### Try it
Pull out every line below that holds the word "forms".

### Information supplied
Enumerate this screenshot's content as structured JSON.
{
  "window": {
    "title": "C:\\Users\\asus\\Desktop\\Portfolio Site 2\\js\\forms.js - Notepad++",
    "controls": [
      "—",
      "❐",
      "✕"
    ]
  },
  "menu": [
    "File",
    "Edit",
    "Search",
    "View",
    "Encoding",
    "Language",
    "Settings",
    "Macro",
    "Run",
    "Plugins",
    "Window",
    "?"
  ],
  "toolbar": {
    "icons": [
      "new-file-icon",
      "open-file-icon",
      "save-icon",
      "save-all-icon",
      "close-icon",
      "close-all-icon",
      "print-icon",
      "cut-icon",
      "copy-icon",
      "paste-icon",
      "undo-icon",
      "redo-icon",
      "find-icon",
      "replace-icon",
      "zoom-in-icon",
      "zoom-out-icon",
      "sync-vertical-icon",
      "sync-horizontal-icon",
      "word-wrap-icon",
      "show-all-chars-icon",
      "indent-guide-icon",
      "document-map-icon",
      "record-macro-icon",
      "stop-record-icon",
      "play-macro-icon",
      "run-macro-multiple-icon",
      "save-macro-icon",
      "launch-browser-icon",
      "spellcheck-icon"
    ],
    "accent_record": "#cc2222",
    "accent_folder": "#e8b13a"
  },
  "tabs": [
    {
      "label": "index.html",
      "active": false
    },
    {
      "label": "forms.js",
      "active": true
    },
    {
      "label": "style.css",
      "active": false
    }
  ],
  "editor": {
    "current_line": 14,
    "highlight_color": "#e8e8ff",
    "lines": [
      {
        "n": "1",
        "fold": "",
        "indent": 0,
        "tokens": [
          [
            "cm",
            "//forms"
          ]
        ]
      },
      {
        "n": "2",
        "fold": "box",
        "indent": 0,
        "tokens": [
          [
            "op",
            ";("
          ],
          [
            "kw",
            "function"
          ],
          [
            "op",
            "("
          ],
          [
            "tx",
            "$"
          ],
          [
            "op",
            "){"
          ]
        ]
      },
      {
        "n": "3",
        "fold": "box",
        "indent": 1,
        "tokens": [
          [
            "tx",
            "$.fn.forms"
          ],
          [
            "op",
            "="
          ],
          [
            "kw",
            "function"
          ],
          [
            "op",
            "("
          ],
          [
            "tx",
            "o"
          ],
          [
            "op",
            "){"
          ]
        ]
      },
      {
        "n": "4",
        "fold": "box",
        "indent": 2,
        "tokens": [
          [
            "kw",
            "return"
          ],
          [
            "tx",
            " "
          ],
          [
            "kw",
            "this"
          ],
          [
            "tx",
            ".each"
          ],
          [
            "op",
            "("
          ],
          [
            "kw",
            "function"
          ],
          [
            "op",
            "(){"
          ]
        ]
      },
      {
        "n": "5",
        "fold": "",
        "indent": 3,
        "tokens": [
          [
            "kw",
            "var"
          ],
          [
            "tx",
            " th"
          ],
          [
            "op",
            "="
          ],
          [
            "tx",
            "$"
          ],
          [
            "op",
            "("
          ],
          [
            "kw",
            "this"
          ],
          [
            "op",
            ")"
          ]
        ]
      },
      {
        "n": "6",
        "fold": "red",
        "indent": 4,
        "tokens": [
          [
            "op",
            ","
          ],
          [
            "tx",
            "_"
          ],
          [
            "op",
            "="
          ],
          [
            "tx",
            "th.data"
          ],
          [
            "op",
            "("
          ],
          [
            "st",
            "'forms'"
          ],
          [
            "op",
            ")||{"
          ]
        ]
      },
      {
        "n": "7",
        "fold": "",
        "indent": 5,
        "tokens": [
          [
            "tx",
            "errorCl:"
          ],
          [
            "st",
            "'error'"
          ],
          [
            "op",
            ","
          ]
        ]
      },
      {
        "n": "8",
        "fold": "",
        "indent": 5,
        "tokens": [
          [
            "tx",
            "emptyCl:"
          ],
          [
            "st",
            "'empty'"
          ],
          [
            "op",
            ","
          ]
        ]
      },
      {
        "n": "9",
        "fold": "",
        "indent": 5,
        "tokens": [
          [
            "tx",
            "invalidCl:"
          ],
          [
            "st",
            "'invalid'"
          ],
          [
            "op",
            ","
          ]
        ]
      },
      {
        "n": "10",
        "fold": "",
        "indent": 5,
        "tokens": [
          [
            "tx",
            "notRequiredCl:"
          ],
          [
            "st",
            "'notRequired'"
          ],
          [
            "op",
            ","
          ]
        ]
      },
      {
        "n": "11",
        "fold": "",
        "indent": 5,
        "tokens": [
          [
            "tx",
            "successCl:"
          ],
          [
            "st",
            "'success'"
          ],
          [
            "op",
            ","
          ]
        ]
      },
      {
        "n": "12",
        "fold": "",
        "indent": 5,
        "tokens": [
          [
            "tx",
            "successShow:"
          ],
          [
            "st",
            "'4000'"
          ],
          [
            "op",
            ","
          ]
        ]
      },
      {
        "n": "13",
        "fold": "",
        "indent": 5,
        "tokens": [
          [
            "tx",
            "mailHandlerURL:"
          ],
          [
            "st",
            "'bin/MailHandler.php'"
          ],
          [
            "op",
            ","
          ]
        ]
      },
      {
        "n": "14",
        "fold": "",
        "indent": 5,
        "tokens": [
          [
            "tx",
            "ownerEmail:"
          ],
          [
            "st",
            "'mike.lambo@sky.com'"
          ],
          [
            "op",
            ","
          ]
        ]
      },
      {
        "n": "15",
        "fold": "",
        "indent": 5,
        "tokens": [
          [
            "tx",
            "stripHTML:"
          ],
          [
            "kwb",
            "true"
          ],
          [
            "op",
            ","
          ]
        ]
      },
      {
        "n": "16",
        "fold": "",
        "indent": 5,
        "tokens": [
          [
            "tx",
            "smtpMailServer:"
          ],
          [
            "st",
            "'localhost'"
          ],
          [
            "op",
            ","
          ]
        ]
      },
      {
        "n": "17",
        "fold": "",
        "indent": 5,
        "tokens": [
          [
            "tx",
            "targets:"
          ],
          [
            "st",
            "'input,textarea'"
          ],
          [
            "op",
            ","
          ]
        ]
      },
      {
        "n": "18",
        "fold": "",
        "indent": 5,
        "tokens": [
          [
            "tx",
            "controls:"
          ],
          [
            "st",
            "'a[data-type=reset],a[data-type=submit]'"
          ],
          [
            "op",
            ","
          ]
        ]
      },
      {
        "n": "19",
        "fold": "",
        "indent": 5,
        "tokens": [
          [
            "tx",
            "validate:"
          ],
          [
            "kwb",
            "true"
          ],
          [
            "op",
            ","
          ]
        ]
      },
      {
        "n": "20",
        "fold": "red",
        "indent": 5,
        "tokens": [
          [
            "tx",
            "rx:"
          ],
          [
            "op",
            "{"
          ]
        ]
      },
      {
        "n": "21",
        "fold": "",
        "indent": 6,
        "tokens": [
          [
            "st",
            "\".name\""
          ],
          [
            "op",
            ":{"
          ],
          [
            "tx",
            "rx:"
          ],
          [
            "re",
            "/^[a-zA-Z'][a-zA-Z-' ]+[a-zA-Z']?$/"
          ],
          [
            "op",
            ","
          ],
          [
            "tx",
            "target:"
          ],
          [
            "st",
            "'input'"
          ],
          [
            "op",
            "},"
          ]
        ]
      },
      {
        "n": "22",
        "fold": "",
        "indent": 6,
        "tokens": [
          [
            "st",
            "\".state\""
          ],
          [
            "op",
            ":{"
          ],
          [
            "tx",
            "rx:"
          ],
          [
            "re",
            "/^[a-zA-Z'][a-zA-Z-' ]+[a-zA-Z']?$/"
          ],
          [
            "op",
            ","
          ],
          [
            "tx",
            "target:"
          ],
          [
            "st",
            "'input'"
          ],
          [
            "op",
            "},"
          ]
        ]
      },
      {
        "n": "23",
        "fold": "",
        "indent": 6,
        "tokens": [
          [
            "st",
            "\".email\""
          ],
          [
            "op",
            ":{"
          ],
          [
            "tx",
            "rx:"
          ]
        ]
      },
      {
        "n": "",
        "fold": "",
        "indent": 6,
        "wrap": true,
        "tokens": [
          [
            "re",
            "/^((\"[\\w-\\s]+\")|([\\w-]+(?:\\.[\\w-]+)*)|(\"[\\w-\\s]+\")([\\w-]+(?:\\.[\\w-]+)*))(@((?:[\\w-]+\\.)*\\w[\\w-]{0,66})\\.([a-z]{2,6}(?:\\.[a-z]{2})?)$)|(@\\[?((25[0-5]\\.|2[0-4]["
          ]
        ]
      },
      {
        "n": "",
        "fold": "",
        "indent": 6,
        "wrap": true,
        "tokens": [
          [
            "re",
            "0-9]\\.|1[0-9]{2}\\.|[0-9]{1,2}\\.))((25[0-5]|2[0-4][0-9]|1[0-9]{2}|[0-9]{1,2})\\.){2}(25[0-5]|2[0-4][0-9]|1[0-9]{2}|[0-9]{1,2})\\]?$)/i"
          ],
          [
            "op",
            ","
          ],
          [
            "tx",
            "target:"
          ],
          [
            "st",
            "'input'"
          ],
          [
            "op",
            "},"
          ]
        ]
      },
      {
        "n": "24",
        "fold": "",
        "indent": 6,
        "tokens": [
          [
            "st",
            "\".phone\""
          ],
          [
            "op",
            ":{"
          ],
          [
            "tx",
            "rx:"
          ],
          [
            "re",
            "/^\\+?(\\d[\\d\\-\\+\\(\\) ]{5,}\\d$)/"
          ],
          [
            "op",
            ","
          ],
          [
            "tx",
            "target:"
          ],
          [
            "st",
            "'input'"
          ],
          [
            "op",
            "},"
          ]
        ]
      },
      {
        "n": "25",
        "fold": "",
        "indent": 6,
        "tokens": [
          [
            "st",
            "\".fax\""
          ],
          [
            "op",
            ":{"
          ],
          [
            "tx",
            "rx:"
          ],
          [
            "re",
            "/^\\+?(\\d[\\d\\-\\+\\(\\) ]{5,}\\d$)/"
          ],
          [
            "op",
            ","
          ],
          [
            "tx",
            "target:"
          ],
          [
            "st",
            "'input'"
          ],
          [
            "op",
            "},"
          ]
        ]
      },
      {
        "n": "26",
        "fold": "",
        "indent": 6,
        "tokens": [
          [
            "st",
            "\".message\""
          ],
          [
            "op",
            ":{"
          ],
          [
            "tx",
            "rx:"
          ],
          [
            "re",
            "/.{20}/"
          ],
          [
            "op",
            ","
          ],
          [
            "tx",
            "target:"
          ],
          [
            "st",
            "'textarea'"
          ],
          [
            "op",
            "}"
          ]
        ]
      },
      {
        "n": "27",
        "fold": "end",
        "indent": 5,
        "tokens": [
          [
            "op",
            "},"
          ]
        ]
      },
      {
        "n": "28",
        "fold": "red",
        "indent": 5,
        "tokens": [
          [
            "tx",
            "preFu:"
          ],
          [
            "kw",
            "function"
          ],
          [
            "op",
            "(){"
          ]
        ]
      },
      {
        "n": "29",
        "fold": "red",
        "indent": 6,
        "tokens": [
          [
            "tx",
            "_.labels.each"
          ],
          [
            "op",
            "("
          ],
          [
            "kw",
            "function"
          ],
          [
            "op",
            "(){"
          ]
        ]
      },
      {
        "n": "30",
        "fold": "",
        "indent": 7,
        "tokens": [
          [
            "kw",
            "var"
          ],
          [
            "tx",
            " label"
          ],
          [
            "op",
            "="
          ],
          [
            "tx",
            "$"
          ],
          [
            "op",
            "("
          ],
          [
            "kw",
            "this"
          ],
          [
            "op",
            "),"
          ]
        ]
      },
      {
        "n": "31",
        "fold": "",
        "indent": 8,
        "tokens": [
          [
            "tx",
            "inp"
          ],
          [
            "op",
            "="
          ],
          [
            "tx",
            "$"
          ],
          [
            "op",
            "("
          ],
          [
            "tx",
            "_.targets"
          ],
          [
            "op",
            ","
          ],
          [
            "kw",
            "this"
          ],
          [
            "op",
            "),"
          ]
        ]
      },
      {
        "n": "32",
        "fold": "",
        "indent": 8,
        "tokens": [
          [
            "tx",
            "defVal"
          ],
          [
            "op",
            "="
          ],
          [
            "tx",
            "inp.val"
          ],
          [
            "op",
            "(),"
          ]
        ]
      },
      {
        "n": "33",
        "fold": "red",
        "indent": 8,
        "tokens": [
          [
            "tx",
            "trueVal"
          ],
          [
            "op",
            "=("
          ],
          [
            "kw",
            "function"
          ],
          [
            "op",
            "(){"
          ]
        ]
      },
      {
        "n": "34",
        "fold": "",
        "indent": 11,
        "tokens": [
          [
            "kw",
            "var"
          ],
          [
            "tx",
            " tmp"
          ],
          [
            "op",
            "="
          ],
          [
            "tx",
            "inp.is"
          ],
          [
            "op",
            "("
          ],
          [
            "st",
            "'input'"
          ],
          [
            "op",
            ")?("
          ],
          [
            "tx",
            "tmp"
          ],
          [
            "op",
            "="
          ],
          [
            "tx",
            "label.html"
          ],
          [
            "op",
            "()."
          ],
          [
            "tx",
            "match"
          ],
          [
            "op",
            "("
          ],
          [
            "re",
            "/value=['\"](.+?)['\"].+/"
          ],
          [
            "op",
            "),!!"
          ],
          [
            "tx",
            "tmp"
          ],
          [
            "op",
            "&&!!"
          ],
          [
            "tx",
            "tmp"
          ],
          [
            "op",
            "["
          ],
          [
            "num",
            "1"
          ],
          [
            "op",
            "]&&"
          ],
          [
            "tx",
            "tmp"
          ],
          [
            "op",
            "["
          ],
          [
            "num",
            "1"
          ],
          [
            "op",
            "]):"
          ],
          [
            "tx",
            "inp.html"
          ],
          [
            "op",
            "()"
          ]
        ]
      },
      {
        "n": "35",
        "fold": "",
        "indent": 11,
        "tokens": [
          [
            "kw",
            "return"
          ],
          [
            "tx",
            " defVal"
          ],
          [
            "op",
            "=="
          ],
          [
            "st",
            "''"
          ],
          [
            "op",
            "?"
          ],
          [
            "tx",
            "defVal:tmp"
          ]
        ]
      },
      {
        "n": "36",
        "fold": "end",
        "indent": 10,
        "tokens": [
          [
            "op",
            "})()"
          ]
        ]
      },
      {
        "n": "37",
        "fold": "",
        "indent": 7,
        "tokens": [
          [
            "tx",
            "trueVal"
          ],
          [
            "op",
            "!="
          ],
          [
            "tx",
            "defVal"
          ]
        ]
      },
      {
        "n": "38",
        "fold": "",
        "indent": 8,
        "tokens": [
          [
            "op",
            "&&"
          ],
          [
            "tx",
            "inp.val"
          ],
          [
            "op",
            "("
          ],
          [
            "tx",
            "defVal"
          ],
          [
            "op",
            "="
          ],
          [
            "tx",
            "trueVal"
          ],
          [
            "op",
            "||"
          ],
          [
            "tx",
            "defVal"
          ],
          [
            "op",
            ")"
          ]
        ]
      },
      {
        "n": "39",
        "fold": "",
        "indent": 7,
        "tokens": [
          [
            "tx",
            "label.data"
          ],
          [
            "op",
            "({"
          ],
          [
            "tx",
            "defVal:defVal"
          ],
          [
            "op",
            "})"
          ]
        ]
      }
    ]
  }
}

### Response below
    "title": "C:\\Users\\asus\\Desktop\\Portfolio Site 2\\js\\forms.js - Notepad++",
      "label": "forms.js",
            "//forms"
            "$.fn.forms"
            "'forms'"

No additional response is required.